Foreign oil companies jockeying for position in Northern Iraq are taking a great risk signing contracts with Iraq’s Kurdish Regional Government (KRG), given Turkey’s ongoing conflict with the Kurdish rebels and Iraqi Oil Minister Hussein al-Shahristani’s threats to cancel the deals as long as the oil bill is not passed. „It’s a very dangerous situation.”
The oil law is not fully implemented because some factions in the government do not see eye to eye and any oil company that tries to sign a contract with any of these regional governments would be really putting itself in a penalty box,” Fadel Gheit, an analyst at Oppenheimer & Co. in New York told New Europe. The Iraqi oil minister, backed by the Iraqi cabinet and the Prime Minister, is saying that these contracts are illegal; however, the Kurdish leaders are going on with them. „The Kurdish government wants to go on with these contracts in order to bolster their financial situation as a viable independent state in the future so it is all politics behind it,” Muhammad-Ali Zainy, former chief engineer and manager in Iraq’s Ministry of Oil, now with the Centre for Global Energy Studies in London, told New Europe. „There must be some kind of a settlement through the Iraqi government because the Kurdish region is landlocked and they cannot really transport their oil across Iran or Turkey or Syria so it has to go through Iraq,” Zainy said.

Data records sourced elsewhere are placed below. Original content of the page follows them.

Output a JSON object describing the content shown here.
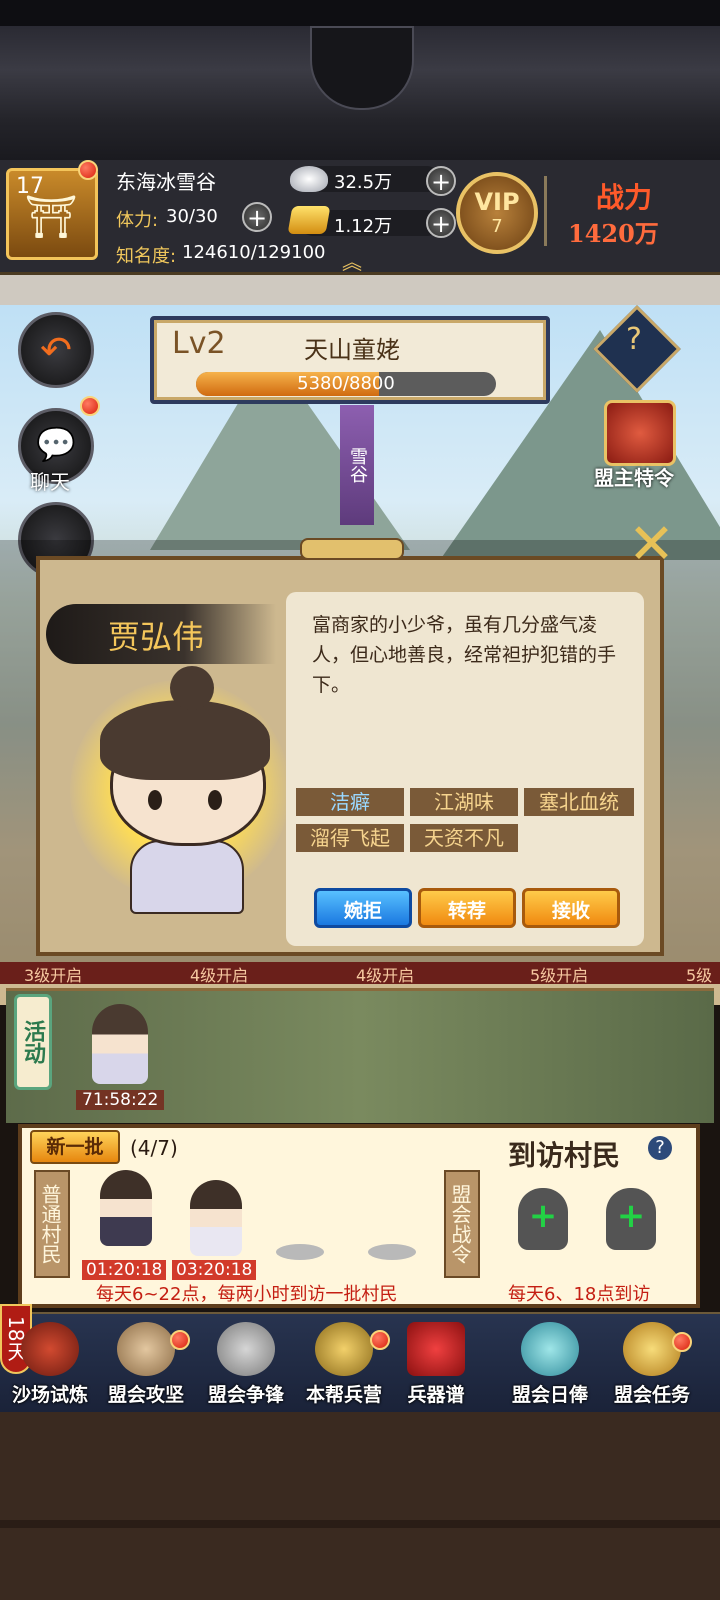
{
  "player": {
    "level": "17",
    "name": "东海冰雪谷",
    "stamina_label": "体力:",
    "stamina": "30/30",
    "fame_label": "知名度:",
    "fame": "124610/129100"
  },
  "resources": {
    "silver": "32.5万",
    "gold": "1.12万"
  },
  "vip": {
    "text": "VIP",
    "level": "7"
  },
  "power": {
    "title": "战力",
    "value": "1420万"
  },
  "alliance": {
    "level": "Lv2",
    "name": "天山童姥",
    "exp": "5380/8800",
    "exp_fraction": 0.611,
    "banner": "雪谷"
  },
  "left_buttons": {
    "chat": "聊天"
  },
  "right_buttons": {
    "decree": "盟主特令"
  },
  "npc": {
    "name": "贾弘伟",
    "description": "富商家的小少爷，虽有几分盛气凌人，但心地善良，经常袒护犯错的手下。",
    "tags": [
      "洁癖",
      "江湖味",
      "塞北血统",
      "溜得飞起",
      "天资不凡"
    ],
    "buttons": {
      "reject": "婉拒",
      "recommend": "转荐",
      "accept": "接收"
    }
  },
  "unlocks": [
    "3级开启",
    "4级开启",
    "4级开启",
    "5级开启",
    "5级"
  ],
  "activity": {
    "tag": "活动",
    "timer": "71:58:22"
  },
  "visit": {
    "new_batch": "新一批",
    "count": "(4/7)",
    "title": "到访村民",
    "help": "?",
    "normal_tag": "普通村民",
    "alliance_tag": "盟会战令",
    "timers": [
      "01:20:18",
      "03:20:18"
    ],
    "normal_note": "每天6~22点，每两小时到访一批村民",
    "alliance_note": "每天6、18点到访",
    "plus": "+"
  },
  "nav": {
    "days": "18天",
    "items": [
      "沙场试炼",
      "盟会攻坚",
      "盟会争锋",
      "本帮兵营",
      "兵器谱",
      "盟会日俸",
      "盟会任务"
    ]
  },
  "colors": {
    "accent": "#f0c75c",
    "alert": "#c41e12",
    "nav_bg": "#283450"
  }
}
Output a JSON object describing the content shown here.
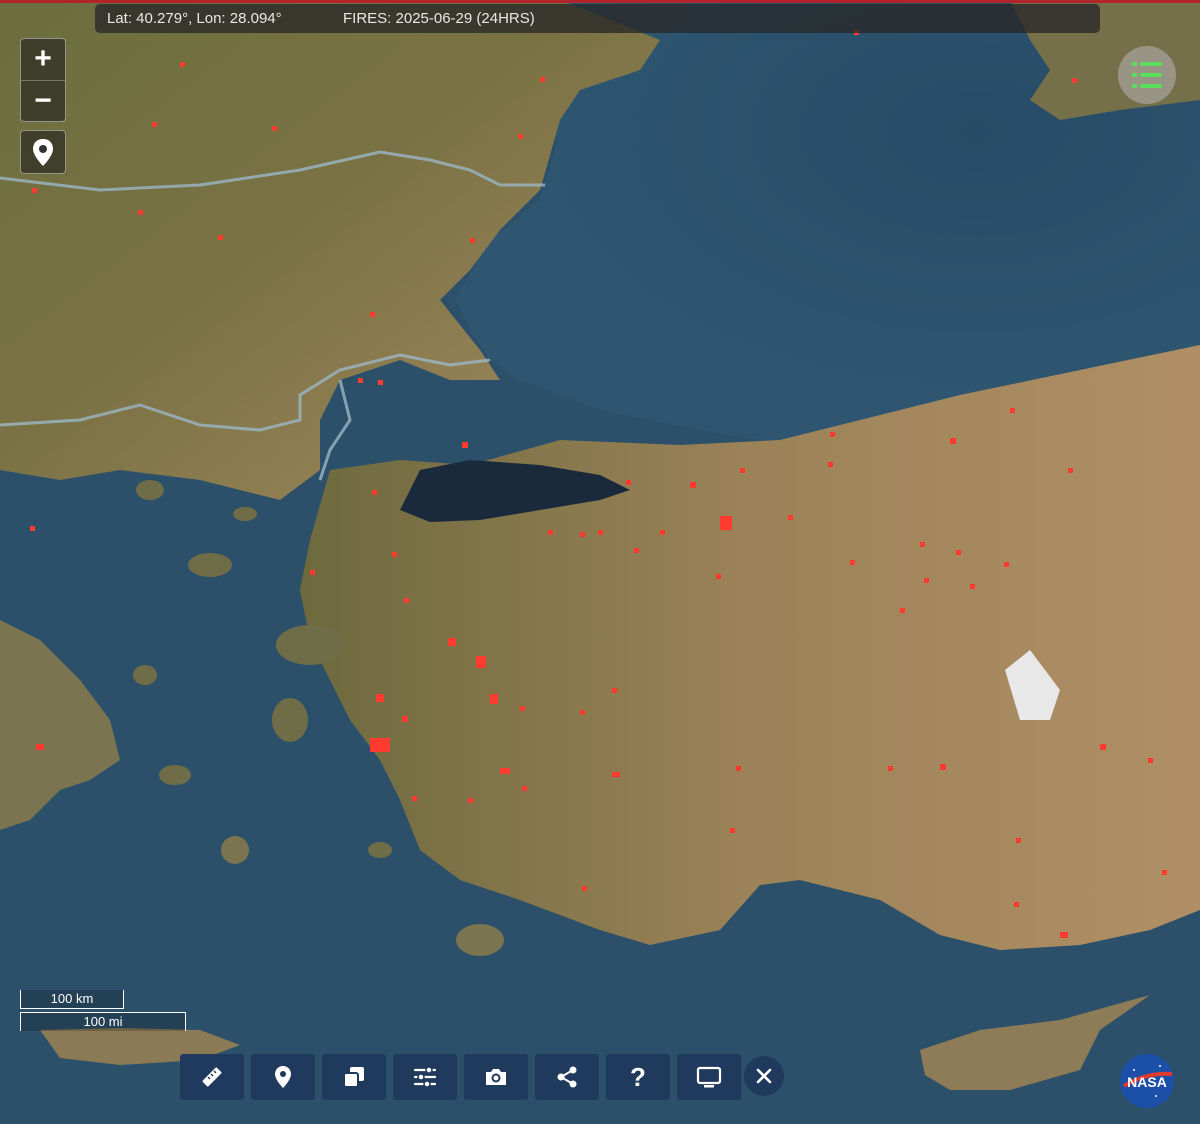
{
  "status": {
    "coordinates": "Lat: 40.279°, Lon: 28.094°",
    "fires_label": "FIRES: 2025-06-29 (24HRS)"
  },
  "zoom": {
    "in_label": "+",
    "out_label": "−"
  },
  "scale": {
    "km_label": "100 km",
    "mi_label": "100 mi"
  },
  "toolbar": {
    "icons": [
      "ruler-icon",
      "map-pin-icon",
      "copy-icon",
      "sliders-icon",
      "camera-icon",
      "share-icon",
      "help-icon",
      "monitor-icon",
      "close-icon"
    ],
    "help_glyph": "?"
  },
  "logo": {
    "text": "NASA"
  },
  "colors": {
    "sea": "#2c4f66",
    "land_dark": "#5a6a3c",
    "land_light": "#a58c62",
    "fire": "#ff3b30",
    "toolbar": "#1f3a5c",
    "layers_icon": "#5adf5a"
  }
}
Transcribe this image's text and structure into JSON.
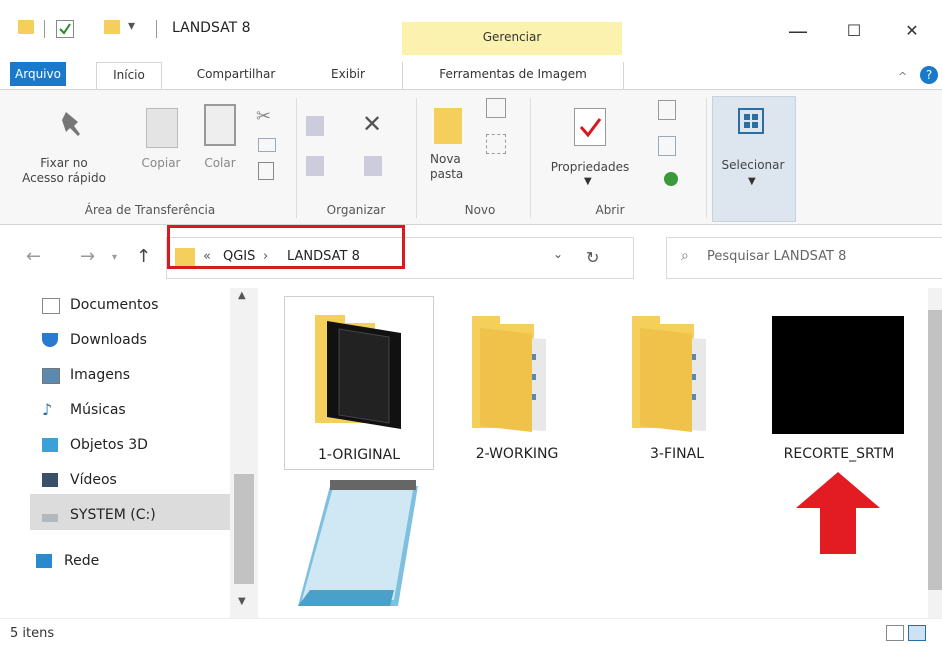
{
  "window": {
    "title": "LANDSAT 8",
    "contextual_group": "Gerenciar",
    "minimize": "—",
    "maximize": "☐",
    "close": "✕"
  },
  "ribbon_tabs": {
    "file": "Arquivo",
    "home": "Início",
    "share": "Compartilhar",
    "view": "Exibir",
    "tools": "Ferramentas de Imagem"
  },
  "ribbon": {
    "pin": "Fixar no\nAcesso rápido",
    "copy": "Copiar",
    "paste": "Colar",
    "new_folder": "Nova\npasta",
    "properties": "Propriedades",
    "select": "Selecionar",
    "groups": {
      "clipboard": "Área de Transferência",
      "organize": "Organizar",
      "new": "Novo",
      "open": "Abrir"
    }
  },
  "address": {
    "crumbs": [
      "«",
      "QGIS",
      "›",
      "LANDSAT 8"
    ],
    "search_placeholder": "Pesquisar LANDSAT 8"
  },
  "nav_items": [
    {
      "label": "Documentos",
      "icon": "documents-icon"
    },
    {
      "label": "Downloads",
      "icon": "downloads-icon"
    },
    {
      "label": "Imagens",
      "icon": "pictures-icon"
    },
    {
      "label": "Músicas",
      "icon": "music-icon"
    },
    {
      "label": "Objetos 3D",
      "icon": "3d-objects-icon"
    },
    {
      "label": "Vídeos",
      "icon": "videos-icon"
    },
    {
      "label": "SYSTEM (C:)",
      "icon": "drive-icon"
    },
    {
      "label": "Rede",
      "icon": "network-icon"
    }
  ],
  "files": [
    {
      "name": "1-ORIGINAL",
      "icon": "folder-dark-icon"
    },
    {
      "name": "2-WORKING",
      "icon": "folder-icon"
    },
    {
      "name": "3-FINAL",
      "icon": "folder-icon"
    },
    {
      "name": "RECORTE_SRTM",
      "icon": "black-image-thumbnail"
    },
    {
      "name": "",
      "icon": "notepad-icon"
    }
  ],
  "status": {
    "count": "5 itens"
  },
  "colors": {
    "accent": "#1979ca",
    "highlight": "#d71920",
    "folder": "#f5cf5b",
    "contextual": "#fbf2b0"
  }
}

Despite the uncertainty, Northern Iraq has emerged as attractive to midsize European and American companies hoping to get in line ahead of others. Hungary’s MOL is one of a range of companies, including Austria’s OMV, which concluded deals with the KRG at the start of November. MOL spokeswoman Catalina Roman told New Europe the contracts are legal. „I talked to my colleagues that took care of the contracts with the lawyers and they consider them to be in the legal frame and this is it,” she said.
In Brussels, a European Commission official said contracts are a question of private companies and companies have to make contracts according to the law. In Washington, US State Department spokesman Rob McInturff took a firmer stance, saying the US’s primary concern here is supporting the government of Iraq’s progress on the new hydrocarbon framework law. „That’s our primary concern and we are continuing to advise companies that there will be significant risk -- legal risk and political risk -- for them to sign contracts in the region ahead of the passage of a federal law that lays out hydrocarbon framework in Iraq. It sounds like that there have been a couple new contracts out there, US and non-US companies that have been going in and looking for business, and we would just continue to caution that there is significant risk there at this point,” McInturff told New Europe.
But none of the oil companies that really count, basically the seven sisters have made a move so far. „BP, Chevron, Royal Dutch Shell, Exxon, Total, ConocoPhillips and ENI are smart enough to know that you don’t rush into a situation that is very uncertain,” Gheit said. Meanwhile, Turkish aircraft are dropping leaflets in northern Iraq urging Kurdish fighters to surrender. Gheit noted that the situation could flare up very quickly. „If Turkey attacks the Kurdish area in the next few days or few weeks that will cast a shadow on the whole process,” he said. A Turkish diplomat told New Europe Ankara opposes any kind of contracts between foreign companies and the Kurdistan government.
The European Commission official said it’s not a question of security of supply of energy. It is a question of geopolitics. „European companies are involved but here it is more of a geopolitical issue and the situation around Iraq and not only Iraq, but also the relationship between Turkey and Iraq and the Kurds. Here the problem is not gas; here the problem is war,” he told New Europe. Gheit said safety, the rule of law and sanctity of contracts must be met in order for oil companies to be able to explore Northern Iraq fields successfully. „Iraq is a mess,” he said. „I don’t think that oil companies will be eager to send a geologist or engineer to be kidnapped and slaughtered – no way, no way. I used to work for an oil company and I can tell you they can pay as much as they want, but nobody wants to come back in a wooden box.” (neurope.eu)